Local advertisers have been slow to take advantage of this burgeoning trend because they tend to offer giveaways offline -- they typically feel they have very little means to capture data (e.g., leads) otherwise.
Rob Salerno, president of Online Promotions Group, a New York City-based, lead-generation online agency (core service offering is HollywoodPrize.com, a portal for online entertainment sweepstakes and brand promotion), says that it's true that before firms like his came along, it was very expensive to grab this data on a local level other than through traditional methods -- sign-in sheets, scratch cards/instant giveaways -- and most firms felt the internet had too broad of a reach.
"Anyone could opt-in from across the globe but local advertisers only wanted to target local consumers," says Salerno. "While that problem can never be truly solved online, you can now run online local promotions in which the URL is known to a targeted group of local entrants. Also, people don't read newspapers as much anymore and the attention span of a potential lead is less than five seconds -- promotions are the perfect attention grabbers especially if you have the right tactic, like the internet and mobile, at your side."
So what does this portend for local media companies? Evolve or become irrelevant, says Salerno.
"Why run a local ad and reach a subset of your local target audience when you can reach a larger subset of the same audience online and not substantially increase your costs?" asks Salerno. "Local media was never designed to reach people based on matching interests, motivations or demographics -- it was designed to reach people based on geography. Well now geography is becoming almost irrelevant."

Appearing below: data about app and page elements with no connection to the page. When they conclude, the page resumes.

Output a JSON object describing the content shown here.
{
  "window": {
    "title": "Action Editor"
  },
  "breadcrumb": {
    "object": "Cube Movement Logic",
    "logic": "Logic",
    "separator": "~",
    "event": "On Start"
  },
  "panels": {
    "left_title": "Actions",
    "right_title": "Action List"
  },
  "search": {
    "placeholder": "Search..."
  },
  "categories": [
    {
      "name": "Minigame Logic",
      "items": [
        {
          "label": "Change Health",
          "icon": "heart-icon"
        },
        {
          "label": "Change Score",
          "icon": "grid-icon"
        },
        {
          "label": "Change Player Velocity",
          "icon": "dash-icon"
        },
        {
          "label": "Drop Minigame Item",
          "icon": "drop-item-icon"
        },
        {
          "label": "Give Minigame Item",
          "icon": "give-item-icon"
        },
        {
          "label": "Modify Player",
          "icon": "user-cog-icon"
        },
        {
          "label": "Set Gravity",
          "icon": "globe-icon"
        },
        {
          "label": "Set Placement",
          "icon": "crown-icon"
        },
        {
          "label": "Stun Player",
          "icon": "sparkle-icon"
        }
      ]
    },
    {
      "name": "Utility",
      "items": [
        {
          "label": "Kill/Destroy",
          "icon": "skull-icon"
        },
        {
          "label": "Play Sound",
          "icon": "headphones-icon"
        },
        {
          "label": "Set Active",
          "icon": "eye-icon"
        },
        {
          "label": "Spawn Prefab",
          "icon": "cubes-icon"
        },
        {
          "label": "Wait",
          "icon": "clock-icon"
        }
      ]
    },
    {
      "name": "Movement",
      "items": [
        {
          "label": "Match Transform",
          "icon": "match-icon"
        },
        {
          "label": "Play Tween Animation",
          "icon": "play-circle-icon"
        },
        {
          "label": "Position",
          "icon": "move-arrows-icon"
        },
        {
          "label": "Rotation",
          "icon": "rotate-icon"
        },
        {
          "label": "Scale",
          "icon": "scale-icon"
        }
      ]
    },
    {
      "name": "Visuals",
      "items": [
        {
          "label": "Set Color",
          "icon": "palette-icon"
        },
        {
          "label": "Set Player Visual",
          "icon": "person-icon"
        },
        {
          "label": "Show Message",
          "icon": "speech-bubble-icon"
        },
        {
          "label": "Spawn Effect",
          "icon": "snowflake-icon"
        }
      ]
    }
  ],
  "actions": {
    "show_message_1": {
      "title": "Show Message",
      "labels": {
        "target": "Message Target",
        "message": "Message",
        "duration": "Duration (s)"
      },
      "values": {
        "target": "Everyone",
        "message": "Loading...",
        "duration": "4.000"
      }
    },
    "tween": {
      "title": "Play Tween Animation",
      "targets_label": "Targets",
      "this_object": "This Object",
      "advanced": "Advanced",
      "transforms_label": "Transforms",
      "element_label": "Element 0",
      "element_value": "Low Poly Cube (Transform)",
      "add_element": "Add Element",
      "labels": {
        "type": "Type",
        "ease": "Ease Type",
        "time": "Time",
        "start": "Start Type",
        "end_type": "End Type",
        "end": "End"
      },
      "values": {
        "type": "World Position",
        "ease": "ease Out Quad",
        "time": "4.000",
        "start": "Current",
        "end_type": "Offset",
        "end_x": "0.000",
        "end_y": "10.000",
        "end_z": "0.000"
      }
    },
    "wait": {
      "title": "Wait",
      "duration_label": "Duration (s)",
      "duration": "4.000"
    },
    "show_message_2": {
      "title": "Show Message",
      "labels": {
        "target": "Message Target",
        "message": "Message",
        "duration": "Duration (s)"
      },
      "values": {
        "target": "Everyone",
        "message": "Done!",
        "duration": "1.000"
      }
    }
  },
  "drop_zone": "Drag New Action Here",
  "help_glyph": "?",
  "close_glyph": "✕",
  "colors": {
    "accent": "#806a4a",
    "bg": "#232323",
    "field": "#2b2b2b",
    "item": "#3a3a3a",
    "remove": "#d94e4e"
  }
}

For most, notes Borrell, it will force an adjustment in their product mixes and sales strategies in response to advertisers who are no longer interested in just buying home-page banners. For some, it's already opening new opportunities to exploit the internet to create new revenue streams.
To capitalize on these trends, local media companies must better leverage their knowledge of the local market. Martin says they need to realize that online is not an extension of print; it's not an analog way of thinking. Local advertisers, which tend to be small- to medium-sized enterprises, are also not always completely clear on how they can use promotional spending to their advantage.
"There is a perceived element of risk -- giving away something for less than you normally charge for it, which can be difficult to understand," says Martin. "But short term, you'll spend more on advertising than an online promotion so it raises an interesting conundrum."
Looking down the road
TV may eventually serve as an effective legacy medium for driving traffic to an online promotion but Enderle says this won't happen overnight. The transition from TV to online isn't instant and most of us have limited memories and attention spans.
"At some point you'll be able to link from the TV to the internet and the result, assuming folks do it, should make a big difference," says Enderle.
Public relations will also serve as a powerful ally for online promotions as PR firms are brand sensitive on behalf of their clients and seek to associate their clients' products/services with portals and technology.
"Without PR, online promotions will lack credibility and accessibility as very few media organizations currently believe our industry delivers business value; they rarely cover our stories," says Salerno.
Web 2.0 tools and services like MySpace, YouTube, Facebook and local counterparts in community portals will accelerate this trend as viral marketing and social networking are no longer luxuries -- they are necessities. People sell to people and the success of promotions, says Enderle, often happens via word of mouth -- social networks accelerate this.
"The best review you can get for an online promotion is from one friend to the next," says Salerno. "Sites like Twitter raise the bar even higher because they aggregate people's lives in real time. So since it can be challenging to qualify leads, by leveraging social networks, you're letting them do the pre-screening -- powerful stuff!"
A quote from the Borrell Associates report perhaps sums it up best:
"Advertising makes people want to buy. Promotions make them want to buy now."